(Extracted records)
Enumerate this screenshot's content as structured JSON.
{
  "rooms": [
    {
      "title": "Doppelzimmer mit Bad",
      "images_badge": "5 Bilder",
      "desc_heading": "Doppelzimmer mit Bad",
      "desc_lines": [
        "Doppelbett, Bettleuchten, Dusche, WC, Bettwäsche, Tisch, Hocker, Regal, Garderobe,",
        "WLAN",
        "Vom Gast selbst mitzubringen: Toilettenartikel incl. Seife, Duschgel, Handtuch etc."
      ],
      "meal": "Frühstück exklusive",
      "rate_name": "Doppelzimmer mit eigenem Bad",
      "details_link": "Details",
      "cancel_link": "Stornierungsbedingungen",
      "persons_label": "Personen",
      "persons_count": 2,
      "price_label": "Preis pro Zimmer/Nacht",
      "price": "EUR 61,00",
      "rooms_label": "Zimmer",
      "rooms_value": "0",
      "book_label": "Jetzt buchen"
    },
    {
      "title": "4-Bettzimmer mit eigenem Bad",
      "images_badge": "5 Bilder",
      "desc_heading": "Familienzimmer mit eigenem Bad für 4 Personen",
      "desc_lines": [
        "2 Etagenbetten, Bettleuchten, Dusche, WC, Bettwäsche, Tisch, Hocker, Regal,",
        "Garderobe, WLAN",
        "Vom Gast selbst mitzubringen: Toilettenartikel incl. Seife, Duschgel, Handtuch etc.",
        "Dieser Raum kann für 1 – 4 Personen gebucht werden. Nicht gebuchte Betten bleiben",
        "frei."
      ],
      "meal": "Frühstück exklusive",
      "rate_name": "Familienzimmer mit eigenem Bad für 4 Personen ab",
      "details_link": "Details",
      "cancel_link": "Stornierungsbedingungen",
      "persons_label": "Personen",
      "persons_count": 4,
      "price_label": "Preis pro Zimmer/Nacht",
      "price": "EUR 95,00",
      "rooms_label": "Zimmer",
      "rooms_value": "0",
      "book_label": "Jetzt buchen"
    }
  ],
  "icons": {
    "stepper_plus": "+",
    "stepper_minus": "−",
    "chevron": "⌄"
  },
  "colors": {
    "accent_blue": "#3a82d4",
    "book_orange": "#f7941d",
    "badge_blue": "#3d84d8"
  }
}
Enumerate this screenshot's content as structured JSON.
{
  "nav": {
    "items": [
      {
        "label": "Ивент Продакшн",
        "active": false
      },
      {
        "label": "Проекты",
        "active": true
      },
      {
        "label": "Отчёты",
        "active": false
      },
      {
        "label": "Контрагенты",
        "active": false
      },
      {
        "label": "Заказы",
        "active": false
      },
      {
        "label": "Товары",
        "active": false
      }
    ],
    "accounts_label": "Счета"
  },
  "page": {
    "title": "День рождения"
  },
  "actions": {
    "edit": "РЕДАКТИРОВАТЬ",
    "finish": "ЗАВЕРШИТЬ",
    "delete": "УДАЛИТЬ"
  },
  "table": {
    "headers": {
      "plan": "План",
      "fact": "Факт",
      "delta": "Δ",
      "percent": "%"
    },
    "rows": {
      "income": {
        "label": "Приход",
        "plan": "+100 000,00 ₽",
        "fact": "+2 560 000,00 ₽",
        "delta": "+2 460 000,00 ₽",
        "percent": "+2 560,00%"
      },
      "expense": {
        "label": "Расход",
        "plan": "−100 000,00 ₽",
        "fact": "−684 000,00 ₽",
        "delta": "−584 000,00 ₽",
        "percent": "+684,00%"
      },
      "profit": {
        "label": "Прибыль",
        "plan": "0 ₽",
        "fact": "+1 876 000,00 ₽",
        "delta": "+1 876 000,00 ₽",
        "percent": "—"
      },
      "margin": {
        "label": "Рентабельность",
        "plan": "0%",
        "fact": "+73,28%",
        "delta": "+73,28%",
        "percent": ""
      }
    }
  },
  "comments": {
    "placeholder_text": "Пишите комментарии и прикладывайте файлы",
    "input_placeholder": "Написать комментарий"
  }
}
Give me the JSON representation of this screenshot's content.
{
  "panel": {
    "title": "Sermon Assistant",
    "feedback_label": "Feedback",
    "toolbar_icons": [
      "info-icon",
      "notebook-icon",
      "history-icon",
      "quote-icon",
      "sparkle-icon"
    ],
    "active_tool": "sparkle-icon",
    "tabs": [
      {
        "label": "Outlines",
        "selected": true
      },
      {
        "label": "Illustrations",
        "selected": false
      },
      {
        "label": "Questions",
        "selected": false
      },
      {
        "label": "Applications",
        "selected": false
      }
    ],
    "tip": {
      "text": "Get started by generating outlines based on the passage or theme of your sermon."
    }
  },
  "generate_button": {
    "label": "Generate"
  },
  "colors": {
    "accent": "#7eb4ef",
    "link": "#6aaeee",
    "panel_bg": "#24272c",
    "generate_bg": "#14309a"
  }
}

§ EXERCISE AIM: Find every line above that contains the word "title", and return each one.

§ RESULT OF THIS TASK:
      "title": "Doppelzimmer mit Bad",
      "title": "4-Bettzimmer mit eigenem Bad",
    "title": "День рождения"
    "title": "Sermon Assistant",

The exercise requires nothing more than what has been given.